"I'm going to the Himalayas," someone should say and see the varied reactions. Sometimes there is shock, and sometimes, surprise. But why people fail to see the snow-capped mountains as a place to relax their stressed out muscles, to breathe the wispy cold air or just as a place to trek, is puzzling. "Health is the natural state of human beings. Disease is the distorted state of health. Urban lifestyles tend to distort that natural state and it is important to go up the mountains like the Himalayas to rediscover one's original state of health," says Swami Akshara, founder, Akshara Foundations. He has trekked in the Himalayas and the mountains in Japan and taken Foundation volunteers to Gomukh, the origin of the Ganges, 18 km on foot from Gangotri. "Trekking in the Himalayas is like reaching the source of one's being and personality from where health and disease manifest themselves at various times," he says.
Not many takers
Joseph Mathew has been trekking for the past 17 years.

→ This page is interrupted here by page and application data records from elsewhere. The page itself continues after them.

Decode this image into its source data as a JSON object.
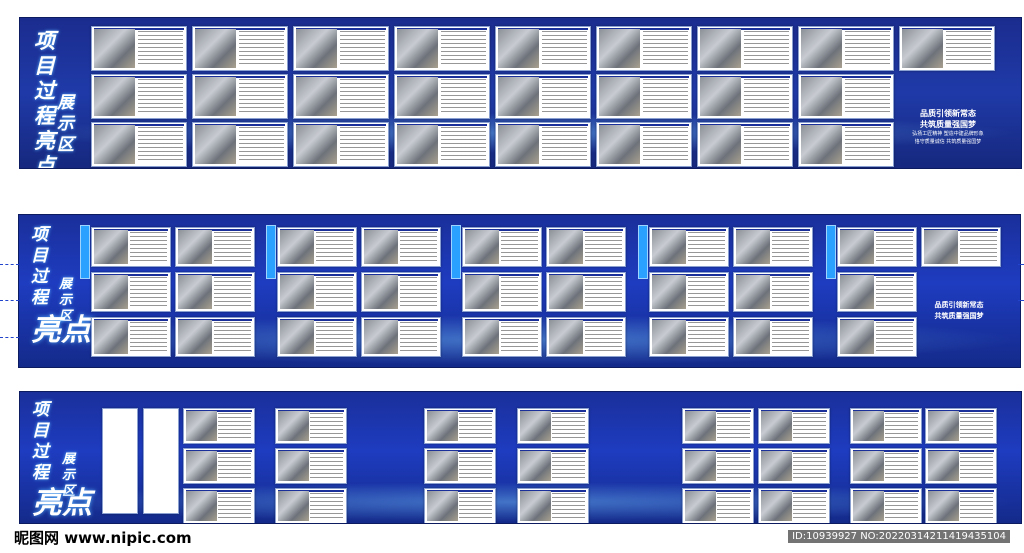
{
  "board_title_line1": "项目过程",
  "board_title_line2": "亮点",
  "board_title_sub": "展示区",
  "slogan_line1": "品质引领新常态",
  "slogan_line2": "共筑质量强国梦",
  "slogan_small1": "弘扬工匠精神  塑造中建品牌形象",
  "slogan_small2": "恪守质量诚信  共筑质量强国梦",
  "watermark_left": "昵图网 www.nipic.com",
  "watermark_right": "ID:10939927 NO:20220314211419435104",
  "colors": {
    "board": "#1e3cc0",
    "accent": "#2aa0ff"
  }
}
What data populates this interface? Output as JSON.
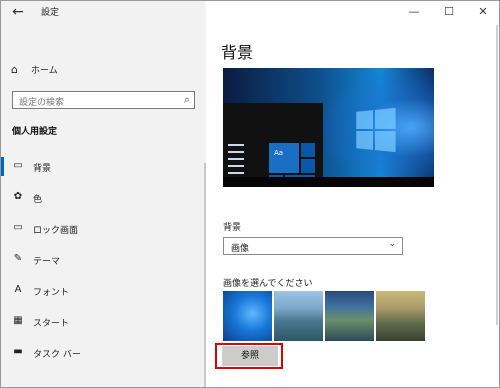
{
  "window": {
    "title": "設定",
    "back_icon": "←",
    "minimize_icon": "—",
    "maximize_icon": "☐",
    "close_icon": "✕"
  },
  "sidebar": {
    "home": {
      "label": "ホーム",
      "icon": "home-icon",
      "glyph": "⌂"
    },
    "search": {
      "placeholder": "設定の検索",
      "icon": "search-icon",
      "glyph": "⌕"
    },
    "section_title": "個人用設定",
    "items": [
      {
        "label": "背景",
        "icon": "picture-icon",
        "glyph": "▭",
        "active": true
      },
      {
        "label": "色",
        "icon": "palette-icon",
        "glyph": "✿",
        "active": false
      },
      {
        "label": "ロック画面",
        "icon": "lock-screen-icon",
        "glyph": "▭",
        "active": false
      },
      {
        "label": "テーマ",
        "icon": "theme-icon",
        "glyph": "✎",
        "active": false
      },
      {
        "label": "フォント",
        "icon": "font-icon",
        "glyph": "A",
        "active": false
      },
      {
        "label": "スタート",
        "icon": "start-icon",
        "glyph": "▦",
        "active": false
      },
      {
        "label": "タスク バー",
        "icon": "taskbar-icon",
        "glyph": "▬",
        "active": false
      }
    ],
    "accent_color": "#0067c0"
  },
  "main": {
    "title": "背景",
    "preview": {
      "tile_text": "Aa"
    },
    "background_label": "背景",
    "background_select": {
      "value": "画像",
      "icon": "chevron-down-icon",
      "glyph": "⌄"
    },
    "choose_label": "画像を選んでください",
    "thumbnails": [
      "windows-blue",
      "coast-rocks",
      "lake-mountains",
      "golden-hills"
    ],
    "browse_button": "参照",
    "highlight_color": "#e00000"
  }
}
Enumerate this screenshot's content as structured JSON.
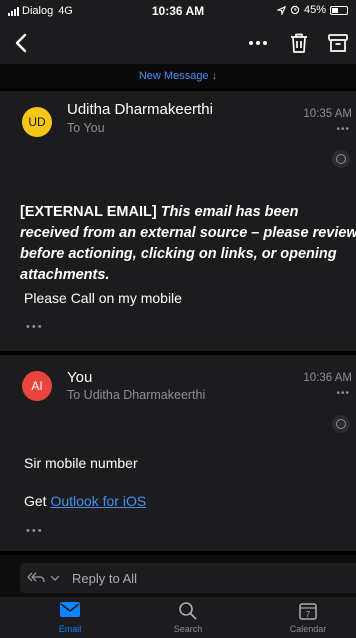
{
  "status_bar": {
    "carrier": "Dialog",
    "network": "4G",
    "time": "10:36 AM",
    "battery": "45%",
    "battery_level": 0.45
  },
  "nav": {
    "back_icon": "chevron-left-icon",
    "more_icon": "ellipsis-icon",
    "delete_icon": "trash-icon",
    "archive_icon": "archive-icon"
  },
  "new_message_banner": "New Message ↓",
  "messages": [
    {
      "avatar_initials": "UD",
      "avatar_color": "#f5c518",
      "sender": "Uditha Dharmakeerthi",
      "recipient": "To You",
      "time": "10:35 AM",
      "warning_tag": "[EXTERNAL EMAIL]",
      "warning_text": "This email has been received from an external source – please review before actioning, clicking on links, or opening attachments.",
      "body": "Please Call on my mobile"
    },
    {
      "avatar_initials": "AI",
      "avatar_color": "#e8453c",
      "sender": "You",
      "recipient": "To Uditha Dharmakeerthi",
      "time": "10:36 AM",
      "body": "Sir mobile number",
      "signature_prefix": "Get ",
      "signature_link": "Outlook for iOS"
    }
  ],
  "reply": {
    "label": "Reply to All"
  },
  "tabs": [
    {
      "label": "Email",
      "icon": "mail-icon",
      "active": true
    },
    {
      "label": "Search",
      "icon": "search-icon",
      "active": false
    },
    {
      "label": "Calendar",
      "icon": "calendar-icon",
      "active": false
    }
  ],
  "calendar_day": "7",
  "colors": {
    "accent": "#0a84ff",
    "link": "#4a8df0",
    "card_bg": "#1c1c1e",
    "page_bg": "#000000"
  }
}
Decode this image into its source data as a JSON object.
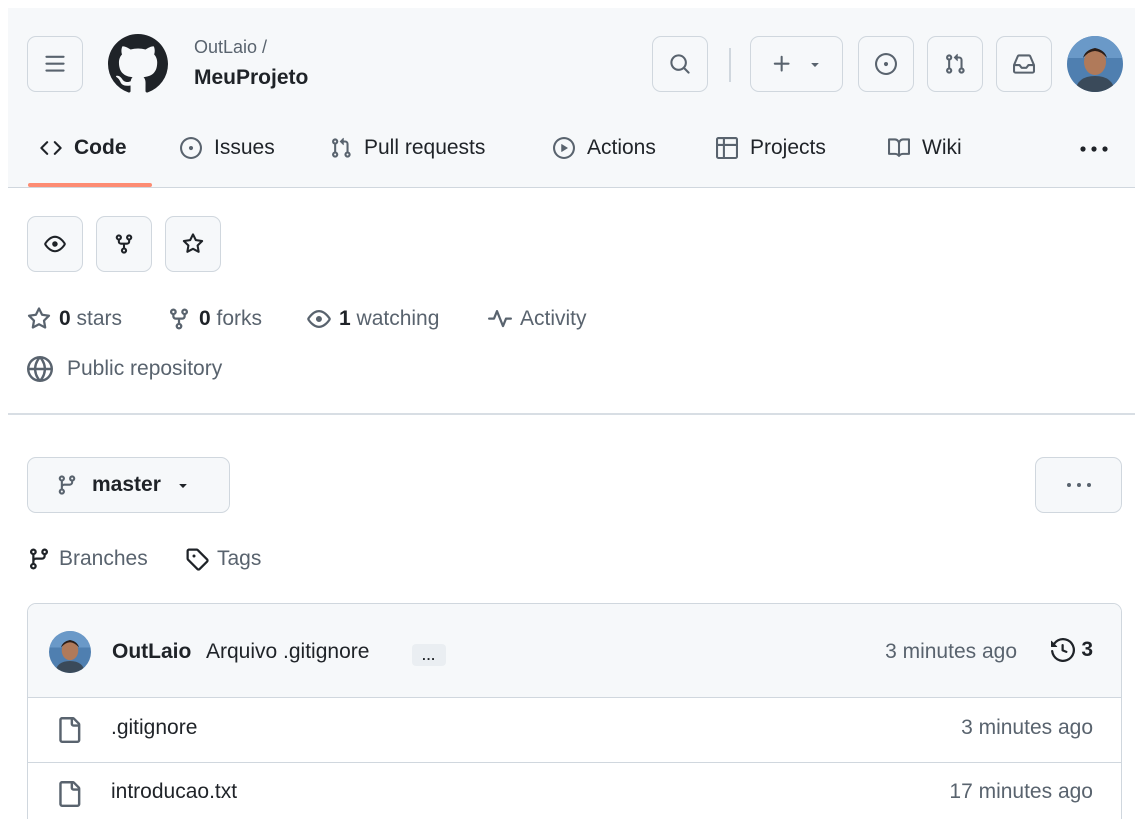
{
  "header": {
    "owner": "OutLaio /",
    "repo": "MeuProjeto"
  },
  "tabs": [
    {
      "label": "Code",
      "icon": "code-icon",
      "selected": true
    },
    {
      "label": "Issues",
      "icon": "issue-opened-icon"
    },
    {
      "label": "Pull requests",
      "icon": "git-pull-request-icon"
    },
    {
      "label": "Actions",
      "icon": "play-icon"
    },
    {
      "label": "Projects",
      "icon": "table-icon"
    },
    {
      "label": "Wiki",
      "icon": "book-icon"
    }
  ],
  "stats": {
    "stars_count": "0",
    "stars_label": "stars",
    "forks_count": "0",
    "forks_label": "forks",
    "watching_count": "1",
    "watching_label": "watching",
    "activity_label": "Activity",
    "visibility": "Public repository"
  },
  "branch": {
    "current": "master",
    "branches_label": "Branches",
    "tags_label": "Tags"
  },
  "latest_commit": {
    "author": "OutLaio",
    "message": "Arquivo .gitignore",
    "ellipsis": "...",
    "time": "3 minutes ago",
    "commit_count": "3"
  },
  "files": [
    {
      "name": ".gitignore",
      "time": "3 minutes ago"
    },
    {
      "name": "introducao.txt",
      "time": "17 minutes ago"
    }
  ],
  "colors": {
    "accent_underline": "#fd8c73",
    "text_primary": "#1f2328",
    "text_muted": "#59636e",
    "border": "#d0d7de",
    "subtle_bg": "#f6f8fa"
  }
}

He says 80 per cent of the trekkers in India are `unfortunately' foreigners. "Indians don't seem to evince much interest in outdoor activities or in being amidst nature." While they would prefer to sit in front of the television and watch a cricket match for five days, they would not even think about going out for a walk, he laments. Trekking should be introduced to children in schools and colleges as is being done abroad, he says. Sharing this view is Suganya Velauthem, a speech language pathologist. "Trekking has both mental and physical benefits," she says. Primarily, it helps one achieve a calm state of mind. It also enables one to lose calories, build up stamina and overall health. "Trekking should be undertaken in a relaxed state of mind, rather than in a rush," says Suganya. Her school takes students on treks to the numerous mountainous places nearby. Walking can undoubtedly be conferred the title `The king of fitness schedules.' Fitness experts and doctors recommend walking for several medical conditions. A step above walking comes trekking up mountain slopes. A recent visit to the Himalayas and trekking on the tar, cemented, stone-paved and muddy tracks at Rishikesh, Badrinath, Kedarnath and Haridwar, with an earlier experience of trekking up the Gomukh glacier from Gangotri, gave trekkers from Chennai and many parts of the country a taste of the multiple-health benefits of trekking in the mountains. Studies show trekking improves basic metabolic rate, controls obesity, prevents heart disease and improves breath synchrony. Walking is the simplest form of exercise that helps control hypertension, diabetes and osteoporosis. It primarily energises the body and mind, bestowing a feeling of wellness throughout the day. SWAHILYA